He came, eager to be a resource.

"That's why we're here -- to be able to share with the young players and answer whatever questions they might have," said Smith, a 13-time Gold Glove winner and Hall of Fame shortstop. "It's my life and I spent most of my life doing this. To have the chance to come back and visit with the guys and enjoy the weather, being able to get away from that cold, is great. And it actually gives me a chance to exercise some muscles that I haven't exercised in a while."

Smith has talked hitting with Pete Kozma, who he encouraged not to pull the ball so much. He's talked defense with Jhonny Peralta, the newcomer at Smith's old position. He's talked baserunning and footwork and the Cardinal Way.

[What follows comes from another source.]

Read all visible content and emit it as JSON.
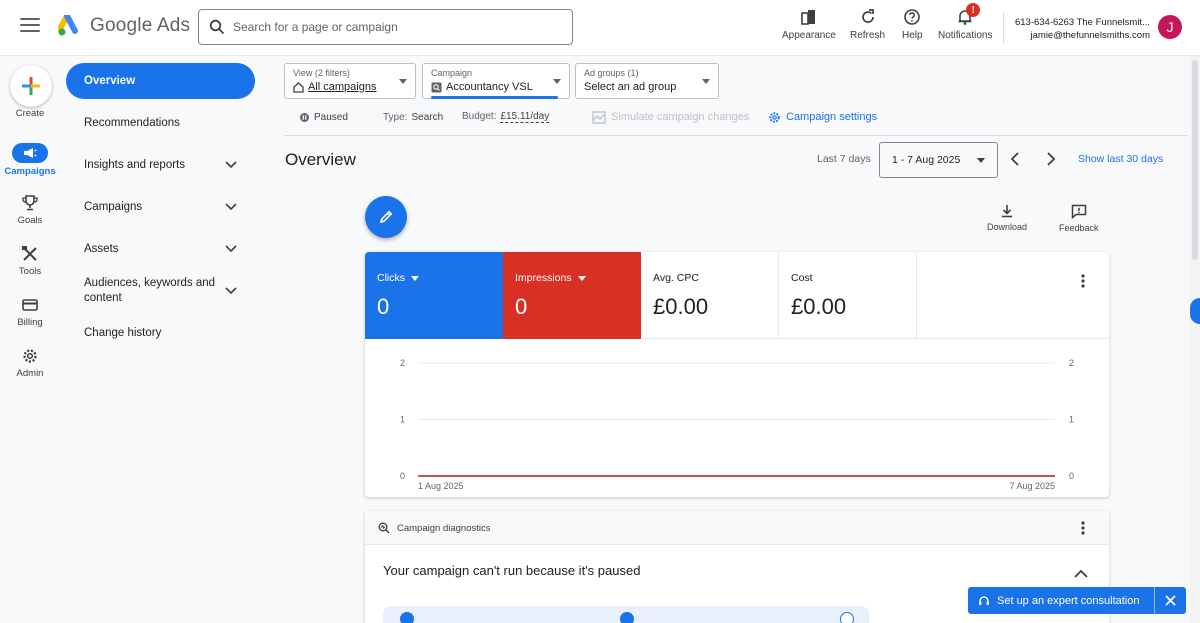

"I was thinking about it today as he was standing there talking to us, just how lucky we are to have an opportunity to have a guy like Ozzie Smith come out," Carpenter said. "Not only to hang out and be around him, but for him to teach us and impart some of his wisdom is a huge luxury of being in a great organization like the Cardinals. They not only have a lot of Hall of Famers, but they welcome them to teach so we can learn. It's just a real awesome thing."

Smith is working with an infield group that changed from a year ago. Carpenter is transitioning back to third after a spring of crash-course work at second. Peralta is in at short after signing as a free agent. Matt Adams and Kolten Wong are ready to make an impact as everyday players for the first time.

Smith said he expects this infield to be a stronger defensive unit than the one the Cardinals featured last season. The organization is simply pleased to have Smith put his fingerprints on the preparation.

"There are just some amazing things that he has been able to do in his career, but [he's] also just a great ambassador for the Cardinals," manager Mike Matheny said. "None of these guys have interest in coming just to be here and being a hood ornament for everyone to look at. We have work we have to do and things we have to accomplish to get better and what a resource having an Ozzie Smith around"

Worth noting

• Matheny said that while he has written out several potential lineups, he has yet to settle on a favorite. The only constant in all the drafts, he noted, is that the pitcher will bat ninth. Most likely, Carpenter (leadoff), Matt Holliday (No. 3) and Allen Craig (No. 4) will return to the batting-order position in which they spent most of their time last season.

• Kozma took ground balls at shortstop Tuesday, though the Cardinals intend to get Kozma work at various infield spots this spring. With Peralta now the team's everyday shortstop, Kozma becomes more valuable as a utility infielder. Even so, he has an uphill climb to crack the team's Opening Day roster. Mark Ellis and Daniel Descalso already give the Cardinals depth across the infield.

• A day after Kevin Siegrist skipped his bullpen session due to minor arm soreness, Matheny said Siegrist remains "in a good spot." It was the Cardinals who chose to keep Siegrist off the mound Monday, not a request by the left-handed reliever.

• Former Cardinals outfielder Jim Edmonds arrived in Jupiter, Fla., and will assist with outfield instruction during his stay at Cardinals camp. Edmonds currently works as a studio analyst for Fox Sports Midwest.